Historical fluency is understanding knowing — having curiosity for — the history of mathematics. A larger and more powerful idea of equity is pre-installed here. Contemporary fluency is knowing what is happening in the world of mathematics today? What problems/proofs are the most important, and what impact could their solutions have on the planet.

Which leads into the idea that mathematics must move towards being more of an interdisciplinary subject that goes beyond STEAM, and also weaves in music and literature.

Slowing down. Expanding our lens on the mathematics through time and space. We need to move in the opposite direction of speed and shallowness in mathematics — and ensure that experience is accessible, equitable, and scalable for all our students.

In August of last year, the universe threw me a curve ball to possibly attend to these large, macro ideas of mathematics education.
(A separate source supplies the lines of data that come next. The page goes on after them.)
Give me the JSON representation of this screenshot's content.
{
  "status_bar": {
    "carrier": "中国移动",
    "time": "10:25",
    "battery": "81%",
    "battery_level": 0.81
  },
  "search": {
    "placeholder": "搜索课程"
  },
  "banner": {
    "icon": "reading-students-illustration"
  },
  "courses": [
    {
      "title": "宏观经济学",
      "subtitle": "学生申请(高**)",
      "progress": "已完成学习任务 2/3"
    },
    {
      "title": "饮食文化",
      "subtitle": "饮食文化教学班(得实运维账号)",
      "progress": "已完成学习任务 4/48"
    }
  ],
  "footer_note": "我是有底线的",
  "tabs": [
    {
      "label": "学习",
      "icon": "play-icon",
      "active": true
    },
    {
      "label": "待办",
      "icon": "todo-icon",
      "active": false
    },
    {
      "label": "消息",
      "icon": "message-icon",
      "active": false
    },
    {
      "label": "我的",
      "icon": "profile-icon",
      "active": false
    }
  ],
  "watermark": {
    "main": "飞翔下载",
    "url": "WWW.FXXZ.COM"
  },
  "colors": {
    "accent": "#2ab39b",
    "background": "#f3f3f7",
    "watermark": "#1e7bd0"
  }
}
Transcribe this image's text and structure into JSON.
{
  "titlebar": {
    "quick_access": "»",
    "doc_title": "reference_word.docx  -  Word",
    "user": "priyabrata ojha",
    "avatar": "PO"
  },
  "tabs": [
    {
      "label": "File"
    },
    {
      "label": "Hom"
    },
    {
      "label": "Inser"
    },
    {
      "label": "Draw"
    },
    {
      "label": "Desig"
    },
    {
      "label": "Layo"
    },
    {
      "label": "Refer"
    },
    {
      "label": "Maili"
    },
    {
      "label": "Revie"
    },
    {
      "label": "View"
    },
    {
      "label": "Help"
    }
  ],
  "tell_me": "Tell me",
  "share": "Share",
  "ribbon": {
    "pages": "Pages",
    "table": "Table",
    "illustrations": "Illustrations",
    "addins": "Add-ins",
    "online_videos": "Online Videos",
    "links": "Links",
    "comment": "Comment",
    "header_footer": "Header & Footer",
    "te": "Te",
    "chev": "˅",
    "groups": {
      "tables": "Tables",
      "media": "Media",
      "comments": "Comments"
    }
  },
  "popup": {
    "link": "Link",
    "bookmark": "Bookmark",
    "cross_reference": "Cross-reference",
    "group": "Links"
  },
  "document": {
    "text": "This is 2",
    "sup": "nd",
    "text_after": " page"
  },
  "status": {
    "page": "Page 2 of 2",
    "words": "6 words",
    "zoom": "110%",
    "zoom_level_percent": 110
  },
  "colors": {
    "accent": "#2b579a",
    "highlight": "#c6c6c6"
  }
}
Through some miraculous circumstances of connecting with a person named Atticus Lyon through LinkedIn(he loved my first book, *Pi of Life: The Hidden Happiness of Mathematics*), I am now in a space to help r*ebuild, reimagine, repurpose, and rehumanize mathematics *— something which K to 12 mathematics education around the world has either given up on or never conceived to be worthwhile/achievable/sustainable goals.

We just submitted an idea for a Math Retreat in Sardinia this summer to the Italian government. Here is what was sent. We hope to hear final approval very soon…

I turn 60 this Spring. Most people my age have retired or are coasting. For me, the universe is saying things are just beginning. It hasn’t been an easy path. Quitting teaching. Financially ruined by a fire to my math business(The Right Angle) in 2015. Being a minority and speaking about dissonant topics like “romance and mathematics”.

But, I never compromised. I never yielded to talking about things which were in vogue or financially alluring. Whatever the definition of the edu-celebrity is, I am the exact opposite.

I have talked about mathematics revolution my entire teaching career. I never thought I would see the day that I might participate in one that is 100% aligned to my deepest belief about the subject.

For me, it all comes down to the images below. If math education isn’t being refracted through these symbolic lenses, I want no part.

Mathematics also needs the same protection, nurturing, and freedom…